Nightlife: Even if you’re not huge on clubbing, going to a German nightclub is an experience! If you don’t know where to find one, hop on a train on a weekend evening, find a group of young locals sharing a bottle of wine and get off when they do.-Don’t be creepy about it. lol-It is likely that one (or all) of them speaks English and can tell you where the best spot is.

Drink bottles ready fora night out


A general breakdown of what to expect, cost-wise, during your visit to Germany. There is something for every wallet!


Food: Bakery pastries as well as beer on tap are both between $1-$5usd.

Accomodation: Hostels are a cheap option if you don’t mind sharing a room or bathroom. Starting at $16usd to around $26usd.

Transportation:  In-city metro tickets are 1-3 Euros or rent a bike for about $16usd.

Activities: My favorite way to see a new place is free.

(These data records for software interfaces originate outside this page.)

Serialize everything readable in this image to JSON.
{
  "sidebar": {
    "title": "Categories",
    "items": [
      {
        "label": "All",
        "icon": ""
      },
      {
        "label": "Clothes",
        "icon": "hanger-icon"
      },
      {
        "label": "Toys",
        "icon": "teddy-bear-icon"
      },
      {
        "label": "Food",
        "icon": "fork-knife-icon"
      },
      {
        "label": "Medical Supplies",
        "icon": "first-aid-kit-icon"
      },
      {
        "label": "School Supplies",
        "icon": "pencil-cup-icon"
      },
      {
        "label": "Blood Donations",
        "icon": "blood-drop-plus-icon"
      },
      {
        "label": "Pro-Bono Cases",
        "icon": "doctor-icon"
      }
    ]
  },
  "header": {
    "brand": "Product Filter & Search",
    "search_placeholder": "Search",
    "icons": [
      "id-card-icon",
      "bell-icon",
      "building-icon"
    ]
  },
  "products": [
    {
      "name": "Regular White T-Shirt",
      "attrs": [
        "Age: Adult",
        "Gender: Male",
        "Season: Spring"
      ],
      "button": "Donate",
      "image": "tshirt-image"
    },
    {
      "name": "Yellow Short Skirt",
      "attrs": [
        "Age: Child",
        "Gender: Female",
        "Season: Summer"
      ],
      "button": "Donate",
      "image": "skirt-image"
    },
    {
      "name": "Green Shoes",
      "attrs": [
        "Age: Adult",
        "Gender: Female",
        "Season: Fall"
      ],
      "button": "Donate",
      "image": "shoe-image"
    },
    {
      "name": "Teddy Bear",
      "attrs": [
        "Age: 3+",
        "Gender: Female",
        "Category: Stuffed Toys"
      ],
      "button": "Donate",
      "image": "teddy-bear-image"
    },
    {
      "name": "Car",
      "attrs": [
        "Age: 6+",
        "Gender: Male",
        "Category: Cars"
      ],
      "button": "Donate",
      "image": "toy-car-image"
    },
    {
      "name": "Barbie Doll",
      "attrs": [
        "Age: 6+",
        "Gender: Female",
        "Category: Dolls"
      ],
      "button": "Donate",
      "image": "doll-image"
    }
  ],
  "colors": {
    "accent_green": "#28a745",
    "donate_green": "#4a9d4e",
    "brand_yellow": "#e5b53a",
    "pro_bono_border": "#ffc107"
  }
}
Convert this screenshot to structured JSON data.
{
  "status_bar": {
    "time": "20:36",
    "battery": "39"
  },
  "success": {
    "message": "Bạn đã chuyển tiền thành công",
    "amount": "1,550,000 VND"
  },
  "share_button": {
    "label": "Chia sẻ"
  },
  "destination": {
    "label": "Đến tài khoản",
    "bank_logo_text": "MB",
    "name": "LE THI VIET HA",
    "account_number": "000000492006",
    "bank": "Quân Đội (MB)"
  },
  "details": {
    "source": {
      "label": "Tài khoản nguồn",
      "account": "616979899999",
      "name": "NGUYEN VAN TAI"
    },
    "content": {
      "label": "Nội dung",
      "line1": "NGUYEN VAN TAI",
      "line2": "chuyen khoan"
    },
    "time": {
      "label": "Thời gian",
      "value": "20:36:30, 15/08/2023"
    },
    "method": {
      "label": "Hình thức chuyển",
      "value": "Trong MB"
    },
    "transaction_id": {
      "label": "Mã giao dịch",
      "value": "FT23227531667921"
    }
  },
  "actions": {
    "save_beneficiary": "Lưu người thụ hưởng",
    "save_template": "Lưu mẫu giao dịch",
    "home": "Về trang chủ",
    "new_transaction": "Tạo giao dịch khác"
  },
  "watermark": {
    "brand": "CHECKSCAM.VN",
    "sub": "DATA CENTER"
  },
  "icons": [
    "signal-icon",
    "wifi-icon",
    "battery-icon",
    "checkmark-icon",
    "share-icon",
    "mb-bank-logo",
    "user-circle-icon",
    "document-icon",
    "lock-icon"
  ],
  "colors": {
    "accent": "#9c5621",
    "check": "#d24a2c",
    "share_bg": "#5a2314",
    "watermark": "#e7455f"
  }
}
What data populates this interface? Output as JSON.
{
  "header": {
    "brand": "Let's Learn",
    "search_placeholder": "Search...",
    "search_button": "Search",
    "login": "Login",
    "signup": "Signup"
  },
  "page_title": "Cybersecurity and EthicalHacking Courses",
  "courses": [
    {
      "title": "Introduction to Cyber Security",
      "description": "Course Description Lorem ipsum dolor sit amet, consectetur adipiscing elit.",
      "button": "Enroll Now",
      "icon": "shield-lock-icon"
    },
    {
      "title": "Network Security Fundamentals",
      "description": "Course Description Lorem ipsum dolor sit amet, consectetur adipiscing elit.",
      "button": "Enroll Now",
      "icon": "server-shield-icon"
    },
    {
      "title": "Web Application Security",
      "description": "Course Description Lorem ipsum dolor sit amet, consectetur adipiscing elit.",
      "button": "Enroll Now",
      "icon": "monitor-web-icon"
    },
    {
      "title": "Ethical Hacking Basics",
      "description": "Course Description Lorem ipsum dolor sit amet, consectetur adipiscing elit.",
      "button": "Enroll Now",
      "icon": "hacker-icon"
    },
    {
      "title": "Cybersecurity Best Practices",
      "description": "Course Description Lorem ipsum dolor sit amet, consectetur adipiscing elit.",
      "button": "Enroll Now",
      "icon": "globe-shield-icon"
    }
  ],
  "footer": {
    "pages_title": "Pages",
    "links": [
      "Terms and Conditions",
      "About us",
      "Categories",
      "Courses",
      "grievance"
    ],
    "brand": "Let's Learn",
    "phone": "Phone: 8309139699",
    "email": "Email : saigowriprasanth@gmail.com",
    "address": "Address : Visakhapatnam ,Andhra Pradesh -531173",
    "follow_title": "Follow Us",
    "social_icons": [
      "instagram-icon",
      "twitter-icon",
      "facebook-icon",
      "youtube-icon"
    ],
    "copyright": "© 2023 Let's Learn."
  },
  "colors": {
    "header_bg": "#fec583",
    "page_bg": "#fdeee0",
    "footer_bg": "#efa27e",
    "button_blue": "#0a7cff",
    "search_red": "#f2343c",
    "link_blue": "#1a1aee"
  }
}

Hiking, walking around town and people watching in a central park are all $0!

Mid Range

Food: Street carts, food trucks and small restaurants have meals around $8-$16

Accomodation: Family hotels run around $65 to $125usd per night.

Transportation: Taxis will charge about $9 per 2.5miles of the ride and Uber is available.

Activities: Entrance fees for castles and museums will only cost you about $10-$20usd.

High End

Food: Sit down restaurants are typically closer to $20-$35 a plate.

Accomodation: Chain hotels are closer to $150-$200usd a night.

Transportation: Renting a car is about $50-$70usd a day, and is a good option if you are exploring or going to another country at your own pace.

Activities: Festivals and carnivals range from ‘free to get in’ – hundreds of dollars per ticket.

Insider tips:

1 Bottled water is available everywhere, however carbonated water is almost more popular than not, so if you’re looking for the fresh stuff, give the bottle a squeeze before you buy it.

2 Learn a few words in German (even though most locals speak English). It will help you on public transportation a lot.

3 Look for a sale on Eurorail. The cost may not be worth it if you are staying in the same location, or only visiting a few towns, but if you will be exploring a lot, finding a deal makes it worth it. 

4 If you are a student, take your ID with you. A lot of attractions and even the bus systems offer student discounts. 

5 Nearly every town in Germany is bike friendly, so find some to rent and explore for a day!

There's always more to explore: